One of the most famous true stories about regret from a man who did not take action is that of Alfred Nobel, the dynamite inventor and the Nobel Prize founder.
In 1888, Alfred Nobel’s brother Ludvig died in France.
And a French newspaper mistakenly published an obituary for Alfred instead.
The obituary headline read:
“The merchant of death is dead.”
The obituary described Nobel as a man who had made a fortune from the invention of dynamite… a weapon that killed people faster than the world had ever seen.
After reading this, Nobel was devastated by the idea that his legacy would be of destruction and death.
So he did something about it. Rather than profiteering from an invention that fueled the war machine, he dedicated the rest of his life in the pursuit of peace.
He established a philosophy and set of values that ushered his actions towards good, not evil (although I’d argue the invention was capitalised by the war machine, not invented for that purpose).
As Simon Sinek puts it, he used his wealth to establish the Nobel Prize, which at its inception*, was for a truly ‘just cause’.
Nobel’s decision to establish the Nobel Prize allowed him to “right the wrong” and atone for the harm he believed his invention had caused.
And it took an obituary mistakenly announcing his death for him to realise the impact he had made and the opportunity he had missed.
This makes me think…
Do you have to be pronounced dead to do what you could have done all along?
Are you coasting in your business, detached from a purpose bigger than keeping up with popular hustle culture?
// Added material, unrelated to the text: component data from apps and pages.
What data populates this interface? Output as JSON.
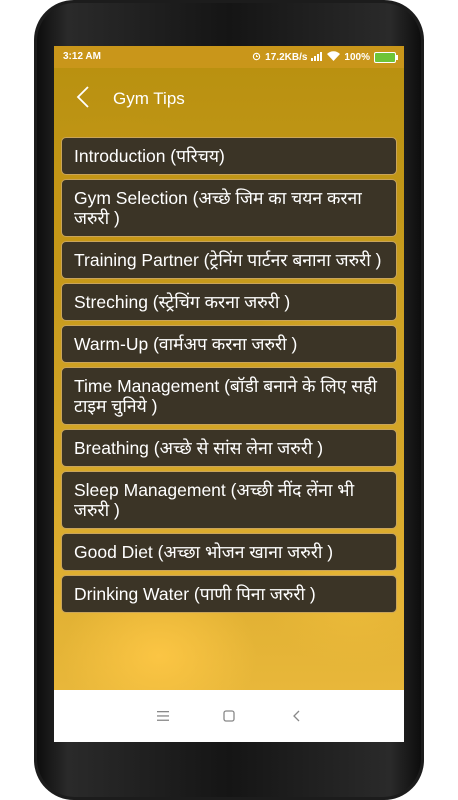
{
  "status_bar": {
    "time": "3:12 AM",
    "network_speed": "17.2KB/s",
    "battery": "100%"
  },
  "app_bar": {
    "title": "Gym Tips"
  },
  "items": [
    {
      "label": "Introduction (परिचय)"
    },
    {
      "label": "Gym Selection  (अच्छे जिम का चयन करना जरुरी )"
    },
    {
      "label": "Training Partner  (ट्रेनिंग पार्टनर बनाना जरुरी )"
    },
    {
      "label": "Streching  (स्ट्रेचिंग करना जरुरी )"
    },
    {
      "label": "Warm-Up  (वार्मअप करना जरुरी )"
    },
    {
      "label": "Time Management  (बॉडी बनाने के लिए सही टाइम चुनिये )"
    },
    {
      "label": "Breathing (अच्छे से सांस लेना जरुरी )"
    },
    {
      "label": "Sleep Management (अच्छी नींद लेंना भी जरुरी )"
    },
    {
      "label": "Good Diet (अच्छा भोजन खाना जरुरी )"
    },
    {
      "label": "Drinking Water  (पाणी पिना जरुरी )"
    }
  ],
  "icons": {
    "back": "back-arrow-icon",
    "wifi": "wifi-icon",
    "signal": "signal-icon",
    "battery": "battery-icon",
    "menu": "menu-icon",
    "home": "home-icon",
    "nav_back": "nav-back-icon"
  },
  "colors": {
    "status_bar": "#c9961a",
    "item_background": "#3b3426",
    "item_border": "#c9a45a",
    "text": "#ffffff"
  }
}
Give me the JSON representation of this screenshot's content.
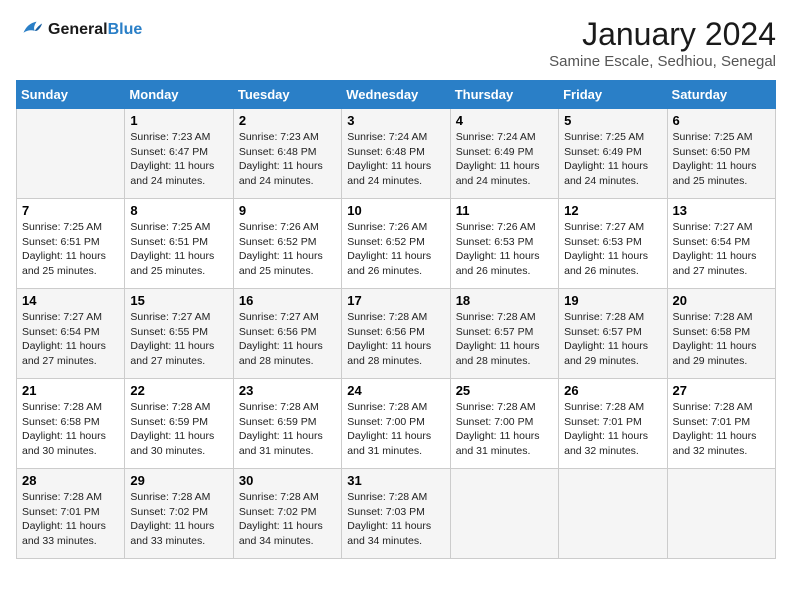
{
  "header": {
    "logo_line1": "General",
    "logo_line2": "Blue",
    "month_title": "January 2024",
    "location": "Samine Escale, Sedhiou, Senegal"
  },
  "days_of_week": [
    "Sunday",
    "Monday",
    "Tuesday",
    "Wednesday",
    "Thursday",
    "Friday",
    "Saturday"
  ],
  "weeks": [
    [
      {
        "num": "",
        "info": ""
      },
      {
        "num": "1",
        "info": "Sunrise: 7:23 AM\nSunset: 6:47 PM\nDaylight: 11 hours and 24 minutes."
      },
      {
        "num": "2",
        "info": "Sunrise: 7:23 AM\nSunset: 6:48 PM\nDaylight: 11 hours and 24 minutes."
      },
      {
        "num": "3",
        "info": "Sunrise: 7:24 AM\nSunset: 6:48 PM\nDaylight: 11 hours and 24 minutes."
      },
      {
        "num": "4",
        "info": "Sunrise: 7:24 AM\nSunset: 6:49 PM\nDaylight: 11 hours and 24 minutes."
      },
      {
        "num": "5",
        "info": "Sunrise: 7:25 AM\nSunset: 6:49 PM\nDaylight: 11 hours and 24 minutes."
      },
      {
        "num": "6",
        "info": "Sunrise: 7:25 AM\nSunset: 6:50 PM\nDaylight: 11 hours and 25 minutes."
      }
    ],
    [
      {
        "num": "7",
        "info": "Sunrise: 7:25 AM\nSunset: 6:51 PM\nDaylight: 11 hours and 25 minutes."
      },
      {
        "num": "8",
        "info": "Sunrise: 7:25 AM\nSunset: 6:51 PM\nDaylight: 11 hours and 25 minutes."
      },
      {
        "num": "9",
        "info": "Sunrise: 7:26 AM\nSunset: 6:52 PM\nDaylight: 11 hours and 25 minutes."
      },
      {
        "num": "10",
        "info": "Sunrise: 7:26 AM\nSunset: 6:52 PM\nDaylight: 11 hours and 26 minutes."
      },
      {
        "num": "11",
        "info": "Sunrise: 7:26 AM\nSunset: 6:53 PM\nDaylight: 11 hours and 26 minutes."
      },
      {
        "num": "12",
        "info": "Sunrise: 7:27 AM\nSunset: 6:53 PM\nDaylight: 11 hours and 26 minutes."
      },
      {
        "num": "13",
        "info": "Sunrise: 7:27 AM\nSunset: 6:54 PM\nDaylight: 11 hours and 27 minutes."
      }
    ],
    [
      {
        "num": "14",
        "info": "Sunrise: 7:27 AM\nSunset: 6:54 PM\nDaylight: 11 hours and 27 minutes."
      },
      {
        "num": "15",
        "info": "Sunrise: 7:27 AM\nSunset: 6:55 PM\nDaylight: 11 hours and 27 minutes."
      },
      {
        "num": "16",
        "info": "Sunrise: 7:27 AM\nSunset: 6:56 PM\nDaylight: 11 hours and 28 minutes."
      },
      {
        "num": "17",
        "info": "Sunrise: 7:28 AM\nSunset: 6:56 PM\nDaylight: 11 hours and 28 minutes."
      },
      {
        "num": "18",
        "info": "Sunrise: 7:28 AM\nSunset: 6:57 PM\nDaylight: 11 hours and 28 minutes."
      },
      {
        "num": "19",
        "info": "Sunrise: 7:28 AM\nSunset: 6:57 PM\nDaylight: 11 hours and 29 minutes."
      },
      {
        "num": "20",
        "info": "Sunrise: 7:28 AM\nSunset: 6:58 PM\nDaylight: 11 hours and 29 minutes."
      }
    ],
    [
      {
        "num": "21",
        "info": "Sunrise: 7:28 AM\nSunset: 6:58 PM\nDaylight: 11 hours and 30 minutes."
      },
      {
        "num": "22",
        "info": "Sunrise: 7:28 AM\nSunset: 6:59 PM\nDaylight: 11 hours and 30 minutes."
      },
      {
        "num": "23",
        "info": "Sunrise: 7:28 AM\nSunset: 6:59 PM\nDaylight: 11 hours and 31 minutes."
      },
      {
        "num": "24",
        "info": "Sunrise: 7:28 AM\nSunset: 7:00 PM\nDaylight: 11 hours and 31 minutes."
      },
      {
        "num": "25",
        "info": "Sunrise: 7:28 AM\nSunset: 7:00 PM\nDaylight: 11 hours and 31 minutes."
      },
      {
        "num": "26",
        "info": "Sunrise: 7:28 AM\nSunset: 7:01 PM\nDaylight: 11 hours and 32 minutes."
      },
      {
        "num": "27",
        "info": "Sunrise: 7:28 AM\nSunset: 7:01 PM\nDaylight: 11 hours and 32 minutes."
      }
    ],
    [
      {
        "num": "28",
        "info": "Sunrise: 7:28 AM\nSunset: 7:01 PM\nDaylight: 11 hours and 33 minutes."
      },
      {
        "num": "29",
        "info": "Sunrise: 7:28 AM\nSunset: 7:02 PM\nDaylight: 11 hours and 33 minutes."
      },
      {
        "num": "30",
        "info": "Sunrise: 7:28 AM\nSunset: 7:02 PM\nDaylight: 11 hours and 34 minutes."
      },
      {
        "num": "31",
        "info": "Sunrise: 7:28 AM\nSunset: 7:03 PM\nDaylight: 11 hours and 34 minutes."
      },
      {
        "num": "",
        "info": ""
      },
      {
        "num": "",
        "info": ""
      },
      {
        "num": "",
        "info": ""
      }
    ]
  ]
}
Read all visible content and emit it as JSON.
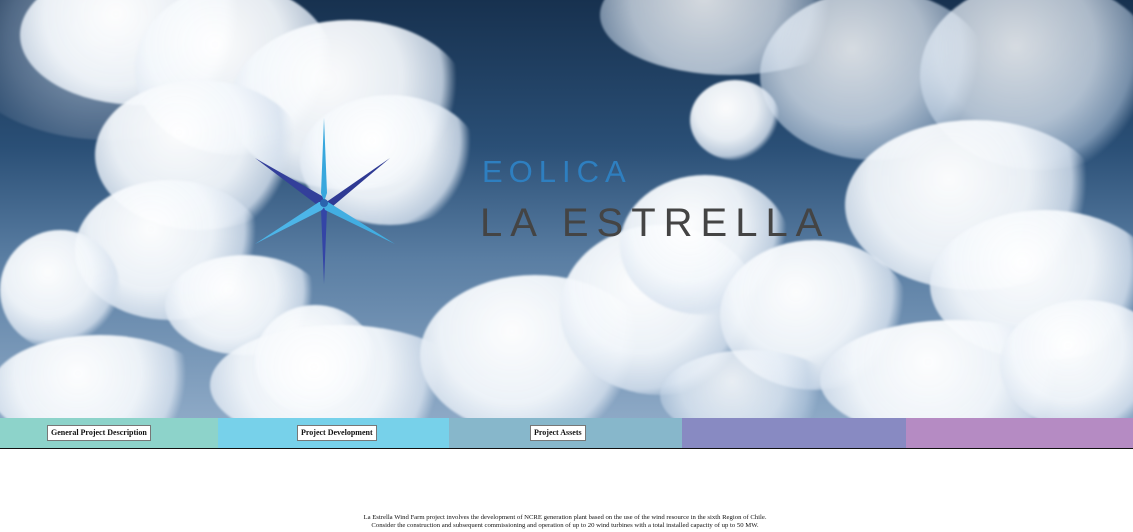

Are you just grinding, or are you grinding forsomething?
If you feel like you’re the former, you’re in good company… I’ll sit beside you because I’m spending a lot of time thinking about this topic, and I don’t think I’ve got it right yet…
In every line of work, you CAN have business objectives that go past the bottom line (not taking away from the importance of that… cash is oxygen for a business).
And someone I’ve taken a lot of inspiration from in the past few months for this very reason is a mentee of mine, Mitch, who runs Exercise Healthcare Australia, or EHA for short.
He created a supercut video to share the stories of the lives that are better for it because they found EHA, and it’s raw, moving and inspiring.
You can watch it here.
After watching it, you too, like Nobel, could ask yourself the question:
“How do I want to be remembered?”
– Karl Goodman